_What you will do_.
Report every line in the records below that holds the word "title".

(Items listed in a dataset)
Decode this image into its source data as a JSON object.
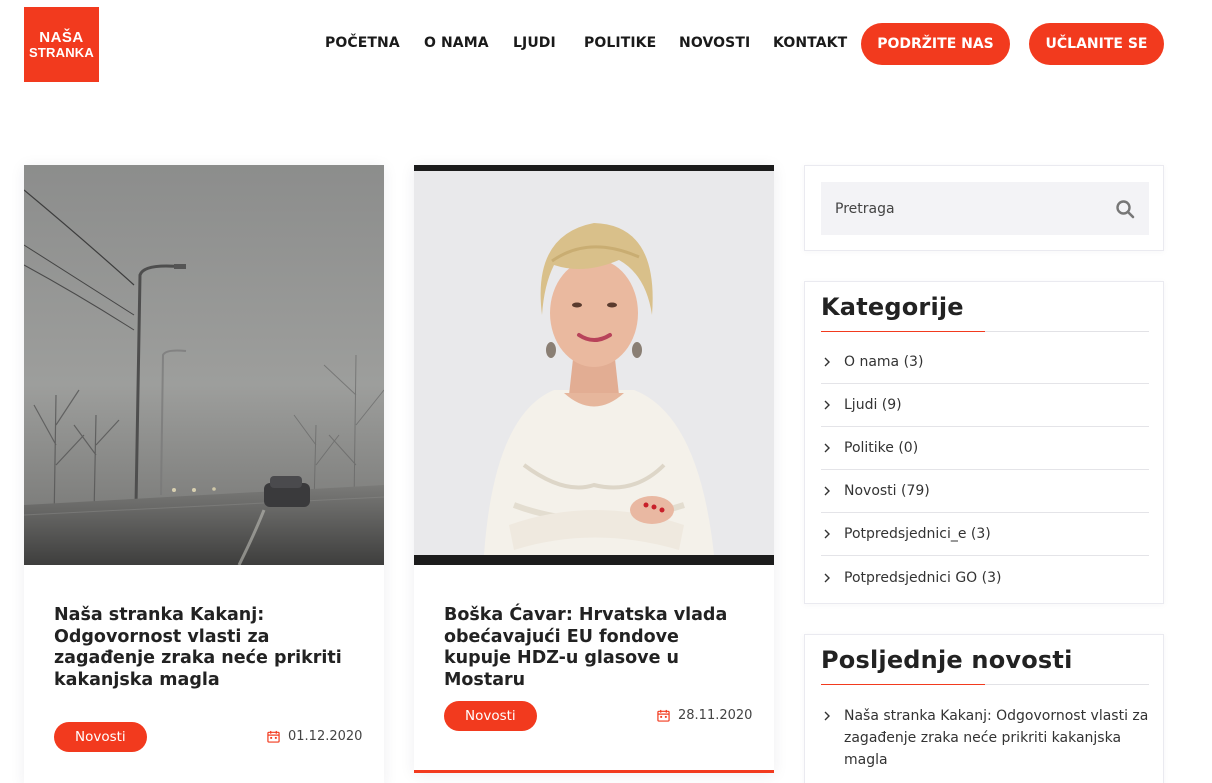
{
  "brand": {
    "line1": "NAŠA",
    "line2": "STRANKA",
    "color": "#f23a1e"
  },
  "nav": {
    "items": [
      "POČETNA",
      "O NAMA",
      "LJUDI",
      "POLITIKE",
      "NOVOSTI",
      "KONTAKT"
    ],
    "support_button": "PODRŽITE NAS",
    "join_button": "UČLANITE SE"
  },
  "posts": [
    {
      "title": "Naša stranka Kakanj: Odgovornost vlasti za zagađenje zraka neće prikriti kakanjska magla",
      "category": "Novosti",
      "date": "01.12.2020"
    },
    {
      "title": "Boška Ćavar: Hrvatska vlada obećavajući EU fondove kupuje HDZ-u glasove u Mostaru",
      "category": "Novosti",
      "date": "28.11.2020"
    }
  ],
  "sidebar": {
    "search": {
      "placeholder": "Pretraga"
    },
    "categories": {
      "title": "Kategorije",
      "items": [
        "O nama (3)",
        "Ljudi (9)",
        "Politike (0)",
        "Novosti (79)",
        "Potpredsjednici_e (3)",
        "Potpredsjednici GO (3)"
      ]
    },
    "latest": {
      "title": "Posljednje novosti",
      "items": [
        "Naša stranka Kakanj: Odgovornost vlasti za zagađenje zraka neće prikriti kakanjska magla"
      ]
    }
  }
}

_Exercise output_.
      "title": "Naša stranka Kakanj: Odgovornost vlasti za zagađenje zraka neće prikriti kakanjska magla",
      "title": "Boška Ćavar: Hrvatska vlada obećavajući EU fondove kupuje HDZ-u glasove u Mostaru",
      "title": "Kategorije",
      "title": "Posljednje novosti",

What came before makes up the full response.